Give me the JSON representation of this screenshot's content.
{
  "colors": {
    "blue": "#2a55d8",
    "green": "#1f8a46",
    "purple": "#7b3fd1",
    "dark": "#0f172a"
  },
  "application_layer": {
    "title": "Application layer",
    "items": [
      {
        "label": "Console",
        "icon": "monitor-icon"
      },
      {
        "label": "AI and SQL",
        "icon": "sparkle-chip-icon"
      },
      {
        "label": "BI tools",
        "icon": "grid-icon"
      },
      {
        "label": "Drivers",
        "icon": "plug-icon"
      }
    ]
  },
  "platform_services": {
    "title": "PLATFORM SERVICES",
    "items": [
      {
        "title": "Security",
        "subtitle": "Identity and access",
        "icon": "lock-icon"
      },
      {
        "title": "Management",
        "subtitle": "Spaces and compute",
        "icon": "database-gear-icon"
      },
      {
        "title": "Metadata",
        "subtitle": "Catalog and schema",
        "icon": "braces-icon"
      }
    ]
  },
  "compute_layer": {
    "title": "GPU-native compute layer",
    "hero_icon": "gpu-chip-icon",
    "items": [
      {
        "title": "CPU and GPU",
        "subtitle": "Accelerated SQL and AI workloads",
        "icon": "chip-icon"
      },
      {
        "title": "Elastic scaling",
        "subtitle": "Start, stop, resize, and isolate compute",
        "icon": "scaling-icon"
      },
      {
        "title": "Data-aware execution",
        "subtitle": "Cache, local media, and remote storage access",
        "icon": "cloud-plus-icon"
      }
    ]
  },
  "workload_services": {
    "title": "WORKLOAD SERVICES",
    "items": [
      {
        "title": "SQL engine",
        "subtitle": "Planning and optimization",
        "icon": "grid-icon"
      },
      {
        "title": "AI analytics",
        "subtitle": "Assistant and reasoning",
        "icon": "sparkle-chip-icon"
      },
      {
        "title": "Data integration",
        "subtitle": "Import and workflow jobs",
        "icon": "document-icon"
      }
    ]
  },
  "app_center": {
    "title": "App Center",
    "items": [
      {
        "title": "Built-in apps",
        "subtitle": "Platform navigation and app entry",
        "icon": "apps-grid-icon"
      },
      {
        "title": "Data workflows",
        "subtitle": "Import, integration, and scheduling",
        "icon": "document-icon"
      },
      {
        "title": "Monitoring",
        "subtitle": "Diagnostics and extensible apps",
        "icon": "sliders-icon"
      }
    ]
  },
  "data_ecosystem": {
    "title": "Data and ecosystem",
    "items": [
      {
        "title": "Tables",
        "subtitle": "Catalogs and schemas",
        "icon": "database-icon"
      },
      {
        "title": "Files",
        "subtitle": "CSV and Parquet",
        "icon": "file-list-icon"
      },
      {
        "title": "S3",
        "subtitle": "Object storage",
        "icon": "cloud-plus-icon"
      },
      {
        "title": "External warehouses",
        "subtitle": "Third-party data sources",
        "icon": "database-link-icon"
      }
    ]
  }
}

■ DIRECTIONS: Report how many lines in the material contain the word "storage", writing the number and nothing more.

■ SOLUTION: 2